# Drawing the Line

- Author:
- Jaime Dianzon, Tim Brzezinski

- Topic:
- Algebra, Coordinates, Linear Equations

## Where do you draw the line?

## OBJECTIVE: To graph a line on the Cartesian plane using points

There's a postulate in Geometry that 'two points determine a line.'
So if you're given two points, just plot them, draw a straight line passing through both points, and your job is done!
In previous exploratory activities, you've probably discovered how to do this.

*Taking the First Bite*(https://www.geogebra.org/m/ufyfkdr4)*Putting Things in Perspective*(https://www.geogebra.org/m/kxzydnyz)*Getting Off the Grid*(https://www.geogebra.org/m/hqa3etew)*Sharpening Your Tools*(https://www.geogebra.org/m/vjvjqs2z)*Standing at Sword's Point*(https://www.geogebra.org/m/un8uh2zr) You can also graph a line by constructing a table of values (at least two ordered pairs), plotting the points, and passing a line through them.*Toeing the Line*(https://www.geogebra.org/m/pfkb67ek) NOW ... instead of plotting randomly generated pairs of coordinates, you can use two special points—the*x-intercept*and the*y-intercept*. If the intercepts are not already given, you can easily derive them from the STANDARD FORM of a line*(*Ax + By = C) by using these formulas: x-intercept = C/A and y-intercept = C/B.*Traveling on the Standard Line*(https://www.geogebra.org/m/chu2bn3u) On the top left-hand corner of the applet below, you'll see a linear equation in STANDARD FORM. Use the following formulas to fill in the boxes: slope (m) = -A/B x-intercept = C/A y-intercept = C/B If you type in the correct values and your graph is correct, you'll see a big*sign appear. Repeat as many times as needed to master the concept.***"CORRECT !!!"**
The applet below is similar to the one above, except that the boxes for the slope and the intercepts have been left out.
Move the WHITE DOTS to graph the x- and y-intercepts.
If your graph is correct, you'll see a big
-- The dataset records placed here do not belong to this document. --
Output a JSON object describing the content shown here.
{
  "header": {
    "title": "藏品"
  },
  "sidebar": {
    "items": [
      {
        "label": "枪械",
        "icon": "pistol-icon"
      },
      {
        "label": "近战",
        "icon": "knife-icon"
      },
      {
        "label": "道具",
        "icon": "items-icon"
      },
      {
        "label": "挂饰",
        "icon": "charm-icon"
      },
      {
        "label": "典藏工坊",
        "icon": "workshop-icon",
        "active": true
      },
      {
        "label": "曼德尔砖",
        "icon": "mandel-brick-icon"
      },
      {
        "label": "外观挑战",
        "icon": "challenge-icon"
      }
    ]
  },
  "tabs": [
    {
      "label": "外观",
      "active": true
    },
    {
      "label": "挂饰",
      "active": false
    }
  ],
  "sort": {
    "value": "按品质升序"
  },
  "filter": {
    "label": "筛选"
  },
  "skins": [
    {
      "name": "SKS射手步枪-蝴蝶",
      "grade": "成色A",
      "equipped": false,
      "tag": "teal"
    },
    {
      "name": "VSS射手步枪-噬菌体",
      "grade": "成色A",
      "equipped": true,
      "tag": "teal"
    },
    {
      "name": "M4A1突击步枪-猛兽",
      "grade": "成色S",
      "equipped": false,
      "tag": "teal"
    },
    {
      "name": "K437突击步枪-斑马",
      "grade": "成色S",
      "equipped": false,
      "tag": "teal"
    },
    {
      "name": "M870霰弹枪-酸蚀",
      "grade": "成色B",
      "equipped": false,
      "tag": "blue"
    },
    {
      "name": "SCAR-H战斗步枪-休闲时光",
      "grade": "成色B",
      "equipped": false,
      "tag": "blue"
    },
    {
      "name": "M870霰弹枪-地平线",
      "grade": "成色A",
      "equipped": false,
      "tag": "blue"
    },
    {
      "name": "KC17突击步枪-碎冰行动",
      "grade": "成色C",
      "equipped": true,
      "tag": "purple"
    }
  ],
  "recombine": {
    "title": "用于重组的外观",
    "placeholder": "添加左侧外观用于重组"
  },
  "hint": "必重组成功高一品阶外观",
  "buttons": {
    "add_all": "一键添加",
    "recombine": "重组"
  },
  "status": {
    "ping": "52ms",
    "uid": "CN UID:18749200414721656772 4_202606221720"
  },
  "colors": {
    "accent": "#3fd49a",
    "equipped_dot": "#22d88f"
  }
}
*sign appear. Repeat as many times as needed to master the concept.***"CORRECT !!!"**## TODAY you learned how to graph a line on the Cartesian plane using the intercepts.

In future lessons, you'll learn how to graph a line on the Cartesian plane using other sets of information. We hope you ENJOYED your GeoGebra adventure!